Soils composed predominantly of mineral matter, such as sand, silt, clay, or loam, are known as mineral soils. If the saturation is of a shorter duration and/or if there is more flow of water through the wetland, there may be little or no accumulation of organic matter. Prolonged saturation leads to the development of gleyed, depleted, or mottled soils. Depleted soils are grey to nearly white in color. Gleyed soil horizons are greenish or bluish gray in color.  Soils that are gleyed up to within 18 inches of the surface are hydric soils. Mottled soil horizons form in locations where the water table fluctuates over the course of the year. Soils which contain brown or yellow mottles (spots or specks) within a grayish matrix are hydric soils when the mottling occurs within 18 inches of the surface.

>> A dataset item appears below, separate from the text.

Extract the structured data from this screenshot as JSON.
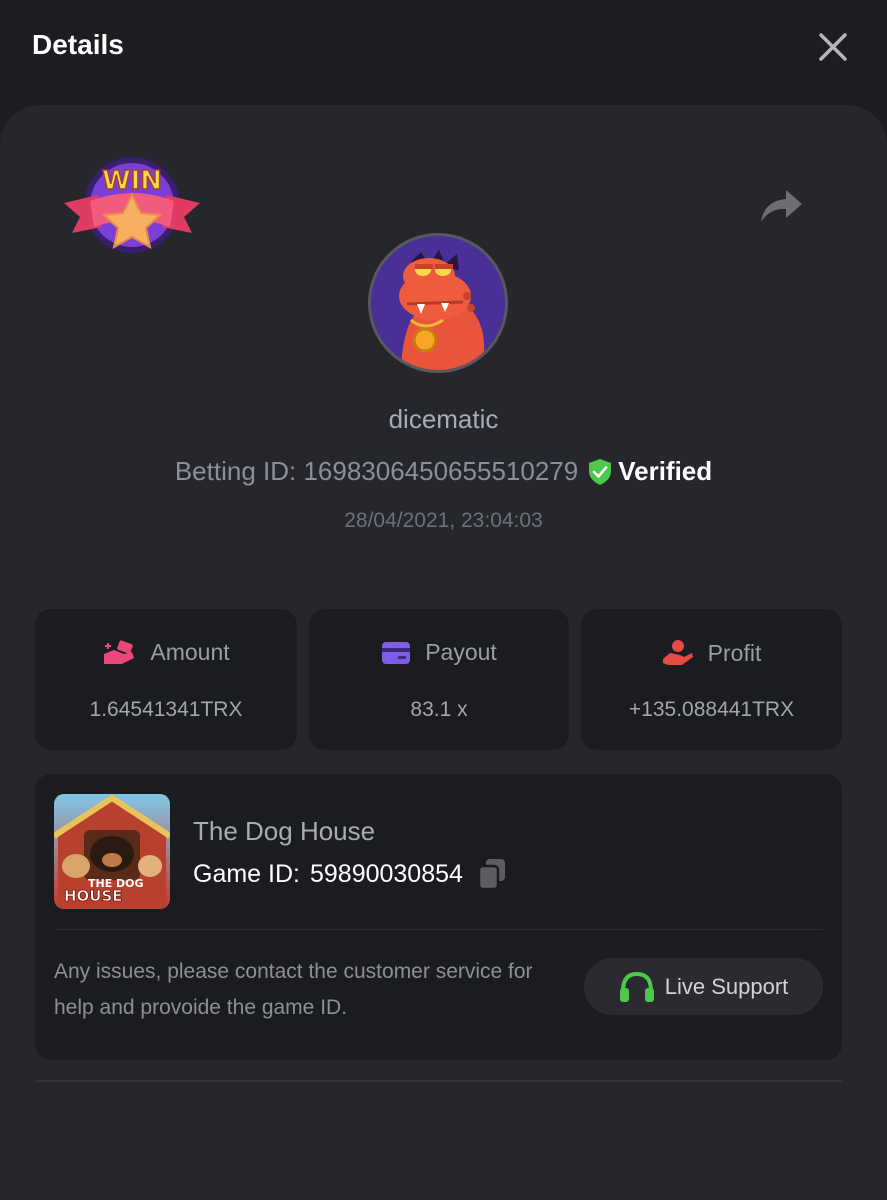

Tape measure indicating depth of sample taken for soil profile.  A yellow tape measure is seen next to a grey metal rod which is next to some grey soil.  All is laid on top of brown grassy material.

Links of Interest

  • NRCS Hydric Soils Homepage. The most current information about hydric soils from the NRCS-USDA Soil Survey Division, including the current definition of a hydric soil, the criteria for hydric soils, the list of field indicators of hydric soils, and the meeting minutes for the National Technical Committee for Hydric Soils.
  • Official Soil Series Descriptions. The Official Soil Series Description Query Facility enables you to create a list of soil series meeting specified selection criteria. Soil series may be selected based on various geographic areas of responsibility or use, series status, various dates, or the soil classification.
  • Keys to Soil Taxonomy. NRCS-USDA Soil Survey Division key to soil taxonomy in downloadable format.
  • NRCS Soil Survey Manual. The Soil Survey Manual provides in a single volume the major principles and practices needed for making and using soil surveys and for assembling and using data related to them. The Manual is intended primarily for use by soil scientists, but can also be used by workers and students who have limited soils experience.
  • NRCS Soils Vermont. Find out the status of NRCS County Soil Surveys in Vermont, including where to find on-line surveys, digital, and paper copies.
  • Web Soil Survey. Web Soil Survey (WSS) provides soil data and information produced by the National Cooperative Soil Survey. It is operated by the USDA Natural Resources Conservation Service (NRCS) and provides access to the largest natural resource information system in the world. Soil surveys can be used for general farm, local, and wider area planning.